Your Pension Lump Sum Might Be HALVED Under New UK Pension Proposals
Have you got a UK pension of £200,000 or more? The amount of cash lump sum you receive in retirement might be cut to £36,000 Instead of £50,000 under newly proposed pension rules in the UK.
If you have a pension pot of more than £144,000 you would be affected and have your lump sum capped. That means if you are only 50, you only need a current pension of around £60,000 for it to be affected if you retire at 65 and your pension grows at 6% p.a. So, this could have a far reaching affect.
Ed Balls has revealed he would cut pension tax relief and cap pension lump sums if Labour were to be elected in 2015. However, the current government may also decide to cap the amount of cash a pensioner in the UK could get access to. This all stems from a report by the Pensions Policy Institute which released a paper in June this year in which the PPI has made suggestions to the UK government concerning pension changes. The new proposals would hit the highest rate tax payers in the UK.
In their press release, they state,
Tax relief offers important advantages to pension savers, but does little to encourage pension saving, particularly among low and medium earners
The main gripe is that some higher rate tax payers get higher tax relief when making payments and then just pay basic rate of tax at retirement. PPI is trying to redress the balance to encourage more lower and middle rate savings, at the expense of higher rate tax payers. Here is their full paper.
What would the new tax relief rate be? PPI have suggested a flat rate of 30% across the board rather than the current tiered system. Previous statements by Mr Balls have nodded towards a 20% cap for those earning £150,000 or more. Party leader Ed Miliband has suggested a 26% cap across the board in the past as well.
This is on top of proposals to fade out personal allowance for higher rate tax payers which have been written in the plan for future budgets.
This will have far reaching consequences for higher rate tax payers and could mean that their pensions could be capped at £36,000. This could be a shock to the system for pension savers who have built up a large pension. For example, on a £400, 000 pension, normally they could expect a £100,000 lump sum at retirement. However, under the new proposed pension rules, higher income rate tax payers would receive only £36,000. A fall in the cash amount at retirement of £64,000. That will be a big shock to the system, particularly for divorced expats who may need this money as a down payment on a new flat.
For British expats or Brits who are looking to retire abroad, you can do something about it before the new pension rules kick in. You can transfer your pension offshore to a Qualifying Recognized Overseas Pension Scheme (QROPS) in a secure jurisdiction such as Gibraltar or Malta and take a 30% lump sum (as long as you have been living outside the UK for five years). This means getting a lump sum of £120,000 instead of the measly £36,000 under new proposed rules.
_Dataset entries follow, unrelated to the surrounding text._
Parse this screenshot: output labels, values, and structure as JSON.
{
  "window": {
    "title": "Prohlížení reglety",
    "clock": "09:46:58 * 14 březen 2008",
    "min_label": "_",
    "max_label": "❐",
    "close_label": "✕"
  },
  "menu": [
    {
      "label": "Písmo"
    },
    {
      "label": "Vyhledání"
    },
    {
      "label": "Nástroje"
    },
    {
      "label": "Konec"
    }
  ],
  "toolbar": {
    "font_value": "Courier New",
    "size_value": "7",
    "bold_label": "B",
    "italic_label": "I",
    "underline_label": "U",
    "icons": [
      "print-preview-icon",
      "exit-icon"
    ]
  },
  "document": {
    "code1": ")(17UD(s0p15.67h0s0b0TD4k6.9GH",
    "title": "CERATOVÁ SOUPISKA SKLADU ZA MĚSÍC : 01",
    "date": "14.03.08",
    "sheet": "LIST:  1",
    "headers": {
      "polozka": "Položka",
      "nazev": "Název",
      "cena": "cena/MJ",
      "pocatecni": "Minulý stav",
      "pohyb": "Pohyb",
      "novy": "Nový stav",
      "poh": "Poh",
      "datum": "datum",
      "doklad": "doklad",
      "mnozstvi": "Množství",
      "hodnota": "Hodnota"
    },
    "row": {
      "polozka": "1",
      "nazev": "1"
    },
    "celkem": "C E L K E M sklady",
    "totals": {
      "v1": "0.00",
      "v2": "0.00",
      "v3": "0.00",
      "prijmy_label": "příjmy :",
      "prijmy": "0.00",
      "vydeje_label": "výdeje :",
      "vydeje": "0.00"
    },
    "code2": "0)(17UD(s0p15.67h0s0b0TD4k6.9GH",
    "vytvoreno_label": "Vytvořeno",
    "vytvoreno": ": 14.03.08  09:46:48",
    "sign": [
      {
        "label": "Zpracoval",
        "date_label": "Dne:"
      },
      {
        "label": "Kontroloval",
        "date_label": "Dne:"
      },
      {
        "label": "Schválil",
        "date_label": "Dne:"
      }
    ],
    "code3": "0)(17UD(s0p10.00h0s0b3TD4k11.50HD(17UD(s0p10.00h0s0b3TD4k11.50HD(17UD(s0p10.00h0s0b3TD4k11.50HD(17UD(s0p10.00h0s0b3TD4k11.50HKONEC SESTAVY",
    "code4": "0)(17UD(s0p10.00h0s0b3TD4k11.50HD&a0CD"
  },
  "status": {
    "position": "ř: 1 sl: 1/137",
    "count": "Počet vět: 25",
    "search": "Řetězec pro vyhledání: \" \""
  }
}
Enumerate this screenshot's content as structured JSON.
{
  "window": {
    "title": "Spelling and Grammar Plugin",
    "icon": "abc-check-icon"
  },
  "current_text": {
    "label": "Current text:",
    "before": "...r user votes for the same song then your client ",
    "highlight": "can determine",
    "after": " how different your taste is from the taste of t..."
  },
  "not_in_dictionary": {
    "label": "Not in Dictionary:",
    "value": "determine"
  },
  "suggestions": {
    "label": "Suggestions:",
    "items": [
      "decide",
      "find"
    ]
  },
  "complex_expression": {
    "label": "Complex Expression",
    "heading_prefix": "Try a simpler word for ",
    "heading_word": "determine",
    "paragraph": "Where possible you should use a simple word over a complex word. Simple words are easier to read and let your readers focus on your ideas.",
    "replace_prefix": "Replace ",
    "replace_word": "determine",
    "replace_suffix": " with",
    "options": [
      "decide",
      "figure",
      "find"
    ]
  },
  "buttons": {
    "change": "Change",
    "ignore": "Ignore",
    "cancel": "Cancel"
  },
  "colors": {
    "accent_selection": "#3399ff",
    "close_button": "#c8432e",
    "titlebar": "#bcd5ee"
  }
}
Furthermore, they can take 50% of any increase in their pension pot after transfer every 3 years.
So, if someone has a £400,000 pension and transfers to a QROPS in Malta, they could take £120,000 upfront. Then in 3 years, they could take 120% of GAD rate plus 50% of any increase in pension. This could means receiving a pension income of around £16,000 with an extra £26,000 in year 3 as a lump sum. You can take these extra lump sums every 3 years. A transfer offshore allows you to receive a much higher income and higher cash lump sums. You also have the choice to invest in the mutual funds, gilts, treasuries, bond funds or ETF’s that you wish as well as choosing which currency to transfer your pension into.
The latest poll on 10th October has Conservatives on 32%, Labour 38%, LD 11% and UKIP 13%.
Bloomberg’s poll last month suggests that Labour will win the 2015 election, so these proposals may not be far off. If you are retiring outside the UK and want to move your pension offshore to a QROPS, it takes 3 – 6 months to transfer out.
In last month’s article, we looked at how currencies affect your pension and why it may be better to transfer your UK pension to EUR or USD rather than GBP if you live abroad. A typical pension in Europe based in GBP has lost over 22% in value over the last 5 years for instance.Your Pension Lump Sum Might Be HALVED Under New UK Pension Proposals by Richard Malpass